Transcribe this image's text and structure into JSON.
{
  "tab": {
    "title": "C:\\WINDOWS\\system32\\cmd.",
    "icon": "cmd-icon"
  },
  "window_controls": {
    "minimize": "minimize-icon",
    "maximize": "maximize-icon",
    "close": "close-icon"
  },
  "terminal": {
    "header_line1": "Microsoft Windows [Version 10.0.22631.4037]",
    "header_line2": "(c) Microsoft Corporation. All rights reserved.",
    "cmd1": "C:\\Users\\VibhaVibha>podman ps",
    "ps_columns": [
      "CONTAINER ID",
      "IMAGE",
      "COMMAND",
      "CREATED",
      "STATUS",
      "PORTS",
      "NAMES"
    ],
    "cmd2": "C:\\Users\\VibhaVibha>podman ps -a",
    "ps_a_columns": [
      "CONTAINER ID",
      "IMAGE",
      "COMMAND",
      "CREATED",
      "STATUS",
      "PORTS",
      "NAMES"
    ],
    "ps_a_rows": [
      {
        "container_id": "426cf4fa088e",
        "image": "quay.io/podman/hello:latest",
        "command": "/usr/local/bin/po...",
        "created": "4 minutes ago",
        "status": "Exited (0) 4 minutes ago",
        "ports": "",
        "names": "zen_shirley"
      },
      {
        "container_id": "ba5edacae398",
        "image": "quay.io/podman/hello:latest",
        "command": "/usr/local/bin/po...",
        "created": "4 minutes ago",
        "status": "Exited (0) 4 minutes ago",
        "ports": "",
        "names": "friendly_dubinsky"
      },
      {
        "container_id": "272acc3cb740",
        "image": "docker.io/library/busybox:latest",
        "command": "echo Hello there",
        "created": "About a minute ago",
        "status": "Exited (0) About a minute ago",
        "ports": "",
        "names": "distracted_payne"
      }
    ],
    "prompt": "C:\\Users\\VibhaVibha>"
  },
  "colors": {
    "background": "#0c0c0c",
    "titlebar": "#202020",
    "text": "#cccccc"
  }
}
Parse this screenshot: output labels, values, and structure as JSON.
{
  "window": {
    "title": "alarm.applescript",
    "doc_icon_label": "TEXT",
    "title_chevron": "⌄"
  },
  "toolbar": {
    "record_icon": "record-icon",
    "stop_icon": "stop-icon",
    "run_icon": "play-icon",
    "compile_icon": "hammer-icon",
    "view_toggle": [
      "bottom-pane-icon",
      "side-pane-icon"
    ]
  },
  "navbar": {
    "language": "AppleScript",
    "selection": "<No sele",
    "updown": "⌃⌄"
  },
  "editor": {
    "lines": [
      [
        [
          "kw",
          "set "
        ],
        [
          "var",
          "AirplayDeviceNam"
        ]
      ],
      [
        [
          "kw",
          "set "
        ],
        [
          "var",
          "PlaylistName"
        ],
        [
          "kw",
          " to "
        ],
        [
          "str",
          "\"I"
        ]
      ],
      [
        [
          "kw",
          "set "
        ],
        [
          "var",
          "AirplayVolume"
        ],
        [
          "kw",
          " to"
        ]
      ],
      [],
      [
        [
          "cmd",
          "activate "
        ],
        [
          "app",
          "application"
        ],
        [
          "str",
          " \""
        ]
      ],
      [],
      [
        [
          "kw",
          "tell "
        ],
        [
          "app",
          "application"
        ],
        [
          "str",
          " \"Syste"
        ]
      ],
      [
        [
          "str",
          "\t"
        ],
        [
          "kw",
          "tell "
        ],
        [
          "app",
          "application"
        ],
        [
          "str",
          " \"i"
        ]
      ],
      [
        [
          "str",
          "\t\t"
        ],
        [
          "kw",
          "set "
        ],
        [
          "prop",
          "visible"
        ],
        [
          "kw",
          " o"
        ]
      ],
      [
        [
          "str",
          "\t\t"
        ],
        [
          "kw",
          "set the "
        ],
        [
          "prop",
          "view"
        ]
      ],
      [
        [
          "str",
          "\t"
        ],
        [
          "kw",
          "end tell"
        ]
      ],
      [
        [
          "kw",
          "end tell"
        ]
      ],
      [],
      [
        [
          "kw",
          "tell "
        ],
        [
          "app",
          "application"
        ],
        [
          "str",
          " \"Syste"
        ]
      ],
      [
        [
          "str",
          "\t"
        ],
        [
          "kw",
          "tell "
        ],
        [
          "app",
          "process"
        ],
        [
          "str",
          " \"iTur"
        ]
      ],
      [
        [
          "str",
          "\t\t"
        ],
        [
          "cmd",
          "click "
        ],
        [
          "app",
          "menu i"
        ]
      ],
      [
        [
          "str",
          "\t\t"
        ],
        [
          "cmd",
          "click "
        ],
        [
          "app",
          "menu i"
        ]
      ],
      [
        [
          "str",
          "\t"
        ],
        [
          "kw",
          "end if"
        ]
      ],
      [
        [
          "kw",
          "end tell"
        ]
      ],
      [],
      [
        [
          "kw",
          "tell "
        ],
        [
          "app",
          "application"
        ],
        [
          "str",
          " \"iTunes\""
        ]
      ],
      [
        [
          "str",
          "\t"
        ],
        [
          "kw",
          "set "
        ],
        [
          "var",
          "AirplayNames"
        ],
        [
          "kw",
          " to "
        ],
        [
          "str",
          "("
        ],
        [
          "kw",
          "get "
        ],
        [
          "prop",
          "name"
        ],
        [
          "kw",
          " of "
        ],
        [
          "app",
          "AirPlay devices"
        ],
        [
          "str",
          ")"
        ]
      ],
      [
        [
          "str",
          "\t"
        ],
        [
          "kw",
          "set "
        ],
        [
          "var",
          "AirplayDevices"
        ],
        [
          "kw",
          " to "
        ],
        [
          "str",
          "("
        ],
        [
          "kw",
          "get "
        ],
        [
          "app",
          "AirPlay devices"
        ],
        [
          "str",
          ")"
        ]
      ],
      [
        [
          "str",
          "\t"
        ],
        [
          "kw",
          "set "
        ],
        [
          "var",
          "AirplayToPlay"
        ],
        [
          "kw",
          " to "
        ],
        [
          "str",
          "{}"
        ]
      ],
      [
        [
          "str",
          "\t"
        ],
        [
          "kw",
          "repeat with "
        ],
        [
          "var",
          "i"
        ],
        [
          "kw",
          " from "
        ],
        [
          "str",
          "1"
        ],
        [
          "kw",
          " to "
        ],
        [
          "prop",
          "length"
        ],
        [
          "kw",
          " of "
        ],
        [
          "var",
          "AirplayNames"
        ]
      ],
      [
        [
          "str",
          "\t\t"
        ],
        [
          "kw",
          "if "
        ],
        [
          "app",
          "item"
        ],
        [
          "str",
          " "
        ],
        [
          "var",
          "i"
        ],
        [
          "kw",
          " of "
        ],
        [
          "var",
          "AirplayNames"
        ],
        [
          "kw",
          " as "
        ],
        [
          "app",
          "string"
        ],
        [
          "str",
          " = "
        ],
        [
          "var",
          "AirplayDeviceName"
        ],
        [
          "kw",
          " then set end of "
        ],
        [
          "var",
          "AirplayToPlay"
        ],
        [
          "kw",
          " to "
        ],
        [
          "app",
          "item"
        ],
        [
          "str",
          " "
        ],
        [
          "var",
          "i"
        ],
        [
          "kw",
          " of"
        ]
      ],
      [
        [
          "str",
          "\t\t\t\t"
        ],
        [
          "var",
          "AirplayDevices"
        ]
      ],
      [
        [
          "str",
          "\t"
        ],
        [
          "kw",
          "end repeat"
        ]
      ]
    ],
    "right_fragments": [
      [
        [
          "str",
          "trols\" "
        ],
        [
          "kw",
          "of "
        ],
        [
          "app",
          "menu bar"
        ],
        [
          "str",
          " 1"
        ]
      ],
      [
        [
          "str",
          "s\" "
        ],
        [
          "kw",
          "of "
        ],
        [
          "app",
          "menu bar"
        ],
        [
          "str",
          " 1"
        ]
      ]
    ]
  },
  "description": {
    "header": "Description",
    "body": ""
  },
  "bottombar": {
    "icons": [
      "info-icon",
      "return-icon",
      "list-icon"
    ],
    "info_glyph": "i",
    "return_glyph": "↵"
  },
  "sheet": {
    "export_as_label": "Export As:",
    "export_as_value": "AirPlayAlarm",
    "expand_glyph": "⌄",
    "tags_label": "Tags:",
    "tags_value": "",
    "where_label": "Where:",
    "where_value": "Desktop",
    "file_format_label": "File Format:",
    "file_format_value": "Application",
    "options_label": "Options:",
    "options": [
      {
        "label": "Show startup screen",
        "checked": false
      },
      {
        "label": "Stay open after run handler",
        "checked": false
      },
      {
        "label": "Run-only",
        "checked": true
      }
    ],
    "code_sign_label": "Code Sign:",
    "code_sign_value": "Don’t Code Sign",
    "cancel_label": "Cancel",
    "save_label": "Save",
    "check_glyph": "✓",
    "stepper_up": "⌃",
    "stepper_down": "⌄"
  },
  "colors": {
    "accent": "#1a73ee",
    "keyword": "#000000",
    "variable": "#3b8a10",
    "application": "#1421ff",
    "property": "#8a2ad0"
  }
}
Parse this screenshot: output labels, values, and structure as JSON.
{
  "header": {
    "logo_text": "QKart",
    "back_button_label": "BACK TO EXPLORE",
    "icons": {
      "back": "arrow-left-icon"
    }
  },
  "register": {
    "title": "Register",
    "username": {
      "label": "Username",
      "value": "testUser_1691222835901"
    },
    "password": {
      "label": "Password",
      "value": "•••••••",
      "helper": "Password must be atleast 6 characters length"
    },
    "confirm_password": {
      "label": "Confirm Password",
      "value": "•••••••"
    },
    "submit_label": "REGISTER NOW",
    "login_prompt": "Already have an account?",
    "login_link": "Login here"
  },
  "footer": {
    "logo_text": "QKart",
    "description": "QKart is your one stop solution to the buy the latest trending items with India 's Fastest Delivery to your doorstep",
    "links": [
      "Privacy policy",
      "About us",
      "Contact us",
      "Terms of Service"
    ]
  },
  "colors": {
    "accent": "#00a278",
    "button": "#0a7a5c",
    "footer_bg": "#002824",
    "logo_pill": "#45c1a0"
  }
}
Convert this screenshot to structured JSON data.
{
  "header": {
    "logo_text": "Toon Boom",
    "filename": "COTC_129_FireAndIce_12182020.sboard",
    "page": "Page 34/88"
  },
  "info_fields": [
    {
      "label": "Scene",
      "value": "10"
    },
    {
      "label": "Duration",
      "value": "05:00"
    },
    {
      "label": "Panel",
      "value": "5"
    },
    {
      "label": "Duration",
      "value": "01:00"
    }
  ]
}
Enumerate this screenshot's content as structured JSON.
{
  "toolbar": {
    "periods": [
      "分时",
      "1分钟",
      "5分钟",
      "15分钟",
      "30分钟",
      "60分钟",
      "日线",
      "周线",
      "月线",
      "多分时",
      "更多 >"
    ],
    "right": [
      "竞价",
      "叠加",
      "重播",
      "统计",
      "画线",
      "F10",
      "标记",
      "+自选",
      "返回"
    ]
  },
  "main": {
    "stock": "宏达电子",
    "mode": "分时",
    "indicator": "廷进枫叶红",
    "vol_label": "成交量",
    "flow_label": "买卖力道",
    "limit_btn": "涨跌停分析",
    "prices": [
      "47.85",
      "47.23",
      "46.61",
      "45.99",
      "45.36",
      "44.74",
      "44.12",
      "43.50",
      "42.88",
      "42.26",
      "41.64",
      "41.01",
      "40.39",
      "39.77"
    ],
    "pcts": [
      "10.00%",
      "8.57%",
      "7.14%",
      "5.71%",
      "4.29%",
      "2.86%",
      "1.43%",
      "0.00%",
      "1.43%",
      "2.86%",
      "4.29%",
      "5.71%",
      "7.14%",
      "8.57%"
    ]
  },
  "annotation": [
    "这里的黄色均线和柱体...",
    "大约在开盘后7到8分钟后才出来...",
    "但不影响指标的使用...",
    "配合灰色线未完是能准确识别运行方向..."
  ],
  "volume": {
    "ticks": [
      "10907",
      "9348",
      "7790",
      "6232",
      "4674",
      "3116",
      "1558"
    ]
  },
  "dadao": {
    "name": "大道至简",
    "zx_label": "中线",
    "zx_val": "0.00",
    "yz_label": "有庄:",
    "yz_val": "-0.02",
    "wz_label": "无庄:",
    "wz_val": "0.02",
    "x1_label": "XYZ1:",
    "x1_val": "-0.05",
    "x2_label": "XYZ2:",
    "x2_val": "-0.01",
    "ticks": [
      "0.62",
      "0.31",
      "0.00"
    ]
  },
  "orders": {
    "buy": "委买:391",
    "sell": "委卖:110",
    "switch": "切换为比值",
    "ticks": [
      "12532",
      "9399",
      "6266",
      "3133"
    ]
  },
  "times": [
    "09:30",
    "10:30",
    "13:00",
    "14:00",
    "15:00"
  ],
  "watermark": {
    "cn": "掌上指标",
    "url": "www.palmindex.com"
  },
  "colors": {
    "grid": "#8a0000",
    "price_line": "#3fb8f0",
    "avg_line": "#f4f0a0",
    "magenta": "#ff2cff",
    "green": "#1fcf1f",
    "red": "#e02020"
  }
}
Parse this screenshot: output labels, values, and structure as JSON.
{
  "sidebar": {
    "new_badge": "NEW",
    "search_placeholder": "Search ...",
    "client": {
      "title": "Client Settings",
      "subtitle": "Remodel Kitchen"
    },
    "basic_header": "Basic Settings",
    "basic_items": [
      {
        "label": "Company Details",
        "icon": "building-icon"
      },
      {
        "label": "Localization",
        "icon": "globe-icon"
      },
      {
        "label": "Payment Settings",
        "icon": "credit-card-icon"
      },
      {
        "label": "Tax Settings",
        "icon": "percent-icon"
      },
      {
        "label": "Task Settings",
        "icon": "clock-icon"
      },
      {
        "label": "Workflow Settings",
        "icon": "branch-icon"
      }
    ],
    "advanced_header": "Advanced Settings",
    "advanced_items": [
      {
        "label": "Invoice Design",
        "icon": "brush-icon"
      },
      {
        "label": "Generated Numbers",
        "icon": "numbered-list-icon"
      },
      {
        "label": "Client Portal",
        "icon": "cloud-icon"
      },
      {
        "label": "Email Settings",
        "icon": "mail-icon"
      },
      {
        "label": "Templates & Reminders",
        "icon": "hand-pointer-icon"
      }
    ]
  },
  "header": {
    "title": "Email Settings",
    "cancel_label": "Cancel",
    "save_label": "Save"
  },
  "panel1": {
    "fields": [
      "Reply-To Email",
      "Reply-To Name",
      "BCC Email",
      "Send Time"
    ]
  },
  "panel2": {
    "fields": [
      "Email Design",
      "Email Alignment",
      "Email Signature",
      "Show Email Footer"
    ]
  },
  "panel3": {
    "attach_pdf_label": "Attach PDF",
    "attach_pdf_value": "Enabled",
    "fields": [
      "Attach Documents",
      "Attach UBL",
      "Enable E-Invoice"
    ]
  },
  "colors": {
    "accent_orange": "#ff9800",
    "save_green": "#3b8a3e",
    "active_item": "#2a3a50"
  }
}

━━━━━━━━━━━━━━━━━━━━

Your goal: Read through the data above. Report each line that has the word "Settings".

Result of this exercise:
      "title": "Client Settings",
    "basic_header": "Basic Settings",
        "label": "Payment Settings",
        "label": "Tax Settings",
        "label": "Task Settings",
        "label": "Workflow Settings",
    "advanced_header": "Advanced Settings",
        "label": "Email Settings",
    "title": "Email Settings",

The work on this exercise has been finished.